Component data from apps and pages:
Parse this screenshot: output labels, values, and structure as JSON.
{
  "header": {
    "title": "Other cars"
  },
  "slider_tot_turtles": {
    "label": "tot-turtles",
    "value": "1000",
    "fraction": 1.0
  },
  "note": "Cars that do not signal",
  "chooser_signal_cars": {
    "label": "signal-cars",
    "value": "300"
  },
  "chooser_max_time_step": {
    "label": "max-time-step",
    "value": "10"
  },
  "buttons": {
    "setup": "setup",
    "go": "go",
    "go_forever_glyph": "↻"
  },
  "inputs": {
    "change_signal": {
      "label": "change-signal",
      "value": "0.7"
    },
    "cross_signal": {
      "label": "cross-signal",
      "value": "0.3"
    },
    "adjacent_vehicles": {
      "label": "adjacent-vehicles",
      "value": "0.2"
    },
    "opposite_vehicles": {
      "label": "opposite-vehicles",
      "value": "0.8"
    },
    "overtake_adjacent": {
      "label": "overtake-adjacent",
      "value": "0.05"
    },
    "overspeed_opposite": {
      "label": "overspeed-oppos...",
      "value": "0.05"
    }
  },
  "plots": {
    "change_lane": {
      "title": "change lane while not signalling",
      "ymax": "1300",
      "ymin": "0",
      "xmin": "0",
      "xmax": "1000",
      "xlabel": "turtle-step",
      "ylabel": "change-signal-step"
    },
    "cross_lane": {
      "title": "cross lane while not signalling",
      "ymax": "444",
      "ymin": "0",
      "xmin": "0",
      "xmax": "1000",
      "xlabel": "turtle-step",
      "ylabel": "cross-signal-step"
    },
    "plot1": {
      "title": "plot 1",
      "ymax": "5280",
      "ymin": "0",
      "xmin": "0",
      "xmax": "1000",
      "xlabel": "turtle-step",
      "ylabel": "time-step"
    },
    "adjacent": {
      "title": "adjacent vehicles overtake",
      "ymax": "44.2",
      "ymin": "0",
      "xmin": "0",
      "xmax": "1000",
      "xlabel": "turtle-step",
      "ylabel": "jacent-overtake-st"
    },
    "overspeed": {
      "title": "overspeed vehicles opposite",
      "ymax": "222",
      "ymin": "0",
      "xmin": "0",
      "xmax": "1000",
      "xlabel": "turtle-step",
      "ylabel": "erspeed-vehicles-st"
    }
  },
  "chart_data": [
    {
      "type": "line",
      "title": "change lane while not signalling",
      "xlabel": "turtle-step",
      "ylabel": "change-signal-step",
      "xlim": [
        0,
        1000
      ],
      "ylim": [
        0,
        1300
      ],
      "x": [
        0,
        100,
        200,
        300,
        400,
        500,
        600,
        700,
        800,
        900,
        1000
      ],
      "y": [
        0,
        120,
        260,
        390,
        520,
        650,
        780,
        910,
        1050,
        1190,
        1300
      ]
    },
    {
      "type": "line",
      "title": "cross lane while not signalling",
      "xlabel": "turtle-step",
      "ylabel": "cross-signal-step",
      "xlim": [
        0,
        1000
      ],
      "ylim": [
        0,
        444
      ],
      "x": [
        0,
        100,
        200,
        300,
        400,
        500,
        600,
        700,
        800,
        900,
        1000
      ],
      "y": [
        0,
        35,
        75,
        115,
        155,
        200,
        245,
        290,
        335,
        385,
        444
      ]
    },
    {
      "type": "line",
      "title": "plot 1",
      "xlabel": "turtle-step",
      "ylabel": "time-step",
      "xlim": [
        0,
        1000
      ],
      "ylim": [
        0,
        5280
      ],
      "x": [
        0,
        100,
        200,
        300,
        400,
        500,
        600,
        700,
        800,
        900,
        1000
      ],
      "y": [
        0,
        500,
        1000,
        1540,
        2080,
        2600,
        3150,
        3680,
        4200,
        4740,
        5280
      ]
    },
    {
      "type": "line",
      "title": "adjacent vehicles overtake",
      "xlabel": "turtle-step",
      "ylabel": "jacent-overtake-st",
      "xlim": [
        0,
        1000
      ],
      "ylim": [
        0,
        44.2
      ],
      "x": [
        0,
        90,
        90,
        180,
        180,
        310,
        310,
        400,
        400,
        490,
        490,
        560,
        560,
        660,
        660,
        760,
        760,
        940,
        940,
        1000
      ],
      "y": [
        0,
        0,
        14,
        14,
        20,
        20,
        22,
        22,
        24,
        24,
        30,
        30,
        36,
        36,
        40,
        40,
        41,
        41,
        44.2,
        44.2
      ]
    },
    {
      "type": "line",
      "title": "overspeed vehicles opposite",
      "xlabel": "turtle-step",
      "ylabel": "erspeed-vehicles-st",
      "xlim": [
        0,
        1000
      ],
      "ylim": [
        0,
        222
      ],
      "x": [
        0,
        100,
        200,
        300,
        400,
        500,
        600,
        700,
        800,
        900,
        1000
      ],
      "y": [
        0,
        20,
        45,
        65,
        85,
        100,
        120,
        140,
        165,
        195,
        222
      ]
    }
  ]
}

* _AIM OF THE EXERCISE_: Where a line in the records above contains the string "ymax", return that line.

* _ANSWER TO THE PROBLEM_:
      "ymax": "1300",
      "ymax": "444",
      "ymax": "5280",
      "ymax": "44.2",
      "ymax": "222",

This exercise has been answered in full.